CFMG has been named in several lawsuits filed in federal court, including one filed on Dec. 16, 2014 on behalf of Jacob Parenti, a 33-year-old man who died in Monterey County Jail in January of last year. The medical provider, which did not return calls seeking comment, is also a defendant in similar lawsuits in both Lake County and Humboldt County.
Hart says the county contracted with a medical provider because when the county staffed the medical positions, it was difficult to find doctors and nurses willing to work in a jail environment.
“CFMG provides a level of care to industry standards,” says Hart, who was not in office when the contract was signed.
Santa Cruz County’s contract with CFMG began in September 2012 with a cost of $2.8 million. The most recent contract costs $3.8 million, and will expire in June 2015. The Monterey-based company, founded by current CEO Taylor Fithian, contracts to provide similar services to about 65 other correctional facilities in California, in 27 different counties.
Because of perceived problems with CFMG, Sin Barras, a community organization opposed to the “prison industrial complex,” has asked Santa Cruz County to end its contract with the private subcontractor in its list of demands.
Such a change is unlikely, according to County Supervisor John Leopold, who says he hasn’t seen any problems with the contractor.
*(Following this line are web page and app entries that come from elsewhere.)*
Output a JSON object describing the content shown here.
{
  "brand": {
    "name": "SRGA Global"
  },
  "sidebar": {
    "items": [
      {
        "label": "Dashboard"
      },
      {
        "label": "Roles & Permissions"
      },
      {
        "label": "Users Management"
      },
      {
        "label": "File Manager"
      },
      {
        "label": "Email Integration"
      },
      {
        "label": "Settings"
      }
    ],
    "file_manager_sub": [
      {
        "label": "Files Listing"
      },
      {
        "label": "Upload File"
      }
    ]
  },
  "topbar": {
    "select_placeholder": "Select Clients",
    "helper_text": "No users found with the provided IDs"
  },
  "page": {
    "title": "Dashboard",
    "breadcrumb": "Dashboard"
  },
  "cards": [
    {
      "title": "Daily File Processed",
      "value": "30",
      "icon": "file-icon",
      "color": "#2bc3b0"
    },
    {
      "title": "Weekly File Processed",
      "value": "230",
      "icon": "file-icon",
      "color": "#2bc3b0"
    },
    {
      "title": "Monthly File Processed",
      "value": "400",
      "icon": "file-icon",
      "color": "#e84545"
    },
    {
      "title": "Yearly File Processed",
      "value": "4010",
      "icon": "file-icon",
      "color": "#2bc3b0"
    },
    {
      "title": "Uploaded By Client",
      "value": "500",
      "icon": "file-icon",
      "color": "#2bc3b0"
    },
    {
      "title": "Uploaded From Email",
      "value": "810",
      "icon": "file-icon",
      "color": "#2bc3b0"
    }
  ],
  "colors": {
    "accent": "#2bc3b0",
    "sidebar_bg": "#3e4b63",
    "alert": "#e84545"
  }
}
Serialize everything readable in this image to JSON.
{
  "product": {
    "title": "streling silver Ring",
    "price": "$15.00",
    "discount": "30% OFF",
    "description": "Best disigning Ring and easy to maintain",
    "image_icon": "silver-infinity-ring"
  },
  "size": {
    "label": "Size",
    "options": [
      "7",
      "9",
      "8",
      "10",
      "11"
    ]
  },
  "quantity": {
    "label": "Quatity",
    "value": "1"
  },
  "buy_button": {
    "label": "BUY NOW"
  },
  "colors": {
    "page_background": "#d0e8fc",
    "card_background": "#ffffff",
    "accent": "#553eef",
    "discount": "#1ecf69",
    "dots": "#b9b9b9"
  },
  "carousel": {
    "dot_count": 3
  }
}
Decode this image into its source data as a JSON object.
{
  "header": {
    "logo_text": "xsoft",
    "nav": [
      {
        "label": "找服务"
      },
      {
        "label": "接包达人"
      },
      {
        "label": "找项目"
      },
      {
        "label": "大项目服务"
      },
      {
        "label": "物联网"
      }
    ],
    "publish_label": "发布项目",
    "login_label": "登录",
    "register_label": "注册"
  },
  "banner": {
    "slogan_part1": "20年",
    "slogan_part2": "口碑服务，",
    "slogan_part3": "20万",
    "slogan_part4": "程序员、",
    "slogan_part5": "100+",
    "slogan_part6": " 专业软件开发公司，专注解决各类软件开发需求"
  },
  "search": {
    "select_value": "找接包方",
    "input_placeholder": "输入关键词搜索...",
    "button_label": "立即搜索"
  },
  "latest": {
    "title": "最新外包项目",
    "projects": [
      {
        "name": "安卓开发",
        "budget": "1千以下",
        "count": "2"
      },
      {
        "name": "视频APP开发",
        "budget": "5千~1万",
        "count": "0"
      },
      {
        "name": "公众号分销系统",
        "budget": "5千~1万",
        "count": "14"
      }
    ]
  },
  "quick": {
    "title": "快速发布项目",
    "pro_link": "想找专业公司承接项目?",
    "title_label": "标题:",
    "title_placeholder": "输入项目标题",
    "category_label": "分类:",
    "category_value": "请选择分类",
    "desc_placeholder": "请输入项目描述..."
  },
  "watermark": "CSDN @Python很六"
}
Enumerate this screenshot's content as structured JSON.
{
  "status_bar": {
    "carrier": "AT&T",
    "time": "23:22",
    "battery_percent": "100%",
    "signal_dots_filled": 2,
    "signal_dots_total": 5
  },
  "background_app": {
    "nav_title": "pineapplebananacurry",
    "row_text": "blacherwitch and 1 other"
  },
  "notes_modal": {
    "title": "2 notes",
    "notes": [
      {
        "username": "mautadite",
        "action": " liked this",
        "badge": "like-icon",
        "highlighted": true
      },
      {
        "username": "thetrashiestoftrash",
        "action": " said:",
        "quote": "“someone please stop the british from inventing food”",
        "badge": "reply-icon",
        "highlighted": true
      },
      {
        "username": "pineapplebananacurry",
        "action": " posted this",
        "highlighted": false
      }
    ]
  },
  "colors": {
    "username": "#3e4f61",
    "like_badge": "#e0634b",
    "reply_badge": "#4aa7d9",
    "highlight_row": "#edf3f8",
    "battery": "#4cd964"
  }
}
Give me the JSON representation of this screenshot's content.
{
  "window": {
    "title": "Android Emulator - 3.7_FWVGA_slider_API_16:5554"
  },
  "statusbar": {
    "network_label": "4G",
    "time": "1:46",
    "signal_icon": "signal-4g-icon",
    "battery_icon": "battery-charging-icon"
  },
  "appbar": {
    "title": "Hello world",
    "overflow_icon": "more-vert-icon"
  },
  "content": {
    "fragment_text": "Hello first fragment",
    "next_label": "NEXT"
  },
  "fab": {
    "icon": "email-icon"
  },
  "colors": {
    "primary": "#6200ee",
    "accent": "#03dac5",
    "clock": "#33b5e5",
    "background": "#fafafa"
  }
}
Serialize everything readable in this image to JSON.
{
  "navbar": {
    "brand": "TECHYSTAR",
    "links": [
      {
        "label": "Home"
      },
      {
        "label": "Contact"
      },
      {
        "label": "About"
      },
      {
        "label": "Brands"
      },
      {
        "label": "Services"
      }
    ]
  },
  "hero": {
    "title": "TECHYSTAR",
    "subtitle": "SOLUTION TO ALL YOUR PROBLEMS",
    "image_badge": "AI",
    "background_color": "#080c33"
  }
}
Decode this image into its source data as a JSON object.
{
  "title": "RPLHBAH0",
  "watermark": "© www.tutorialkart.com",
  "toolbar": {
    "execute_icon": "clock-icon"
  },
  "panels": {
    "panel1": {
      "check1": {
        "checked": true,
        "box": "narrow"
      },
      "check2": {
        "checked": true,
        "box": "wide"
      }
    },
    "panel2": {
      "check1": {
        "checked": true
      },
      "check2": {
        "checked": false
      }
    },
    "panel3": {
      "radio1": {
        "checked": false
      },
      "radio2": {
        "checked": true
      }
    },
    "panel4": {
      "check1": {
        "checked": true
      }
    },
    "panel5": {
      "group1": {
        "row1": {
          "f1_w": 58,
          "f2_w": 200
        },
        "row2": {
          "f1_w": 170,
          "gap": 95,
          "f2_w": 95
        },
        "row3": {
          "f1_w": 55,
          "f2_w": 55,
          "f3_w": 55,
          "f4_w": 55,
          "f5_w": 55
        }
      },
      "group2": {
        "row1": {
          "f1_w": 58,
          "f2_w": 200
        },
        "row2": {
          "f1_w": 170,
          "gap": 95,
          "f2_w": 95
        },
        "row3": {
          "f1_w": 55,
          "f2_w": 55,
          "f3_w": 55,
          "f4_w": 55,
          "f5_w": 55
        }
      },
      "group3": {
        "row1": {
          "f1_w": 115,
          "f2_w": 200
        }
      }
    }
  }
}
Sin Barras coordinated a “Cages Kill” march on Saturday, Jan. 24, in downtown Santa Cruz, in an attempt to bring attention to the six recent deaths, but also to the “broader context of overcrowding and lack of healthcare inside California jails and prisons,” according to a Sin Barras statement.
In an attempt to curb crowding, the Sheriff’s department introduced a Custody Alternatives Program (CAP), through which an increasing number of low-level offenders are released from jail and put on devices that track their whereabouts. The daily average of persons on the electronic monitoring program is 53. Another 196 participate in a work-release program on a daily basis.
Leopold says about 500 people in total have participated in CAP, adding that the program established a precedent that other law enforcement agencies in the state have begun to explore.
Since the advent of the program, five people have cut their devices, but none of them went on to commit serious crimes, Hart says.
Another major factor in incarceration rates statewide is how law enforcement is being used to address mental health issues, Hart says. “A large number of our current jail population would be much better in a mental health facility,” he says.
Such facilities are already overcrowded, and state budget cuts the past few years have reduced the availability of such mental health services, programs and facilities.
Hart says another element will be the recently passed Proposition 47, which will reduce the severity of 26 crimes from felonies to misdemeanors, including personal possession and use of most illicit drugs. Although law enforcement officials have worried this will create a revolving door for criminals, Hart says the newly enacted law should “take the tire pressure out of the jail system.”
Hart says jail officials have also made a couple of major changes—including the introduction of a correctional officer dedicated to quality assurance in order to ensure the protocols in place are followed. “We took from the report what we thought would be beneficial to the system and in some cases, financially we just can’t,” Hart says.
It’s too early to say, though, if more funding will be in the correctional department’s future.
“We spend about $20 million [per year] on corrections,” Leopold says. “We try to spend every dollar wisely. We are constantly looking for ways to spend the money as wisely as possible. We’ll take a look at allocations and see if the investments we’ve made in the jail provide enough resources.”
PHOTO: Defense lawyer Jonathan Gettleman compares Santa Cruz County’s crowded jail system to a pressure cooker. KEANA PARKER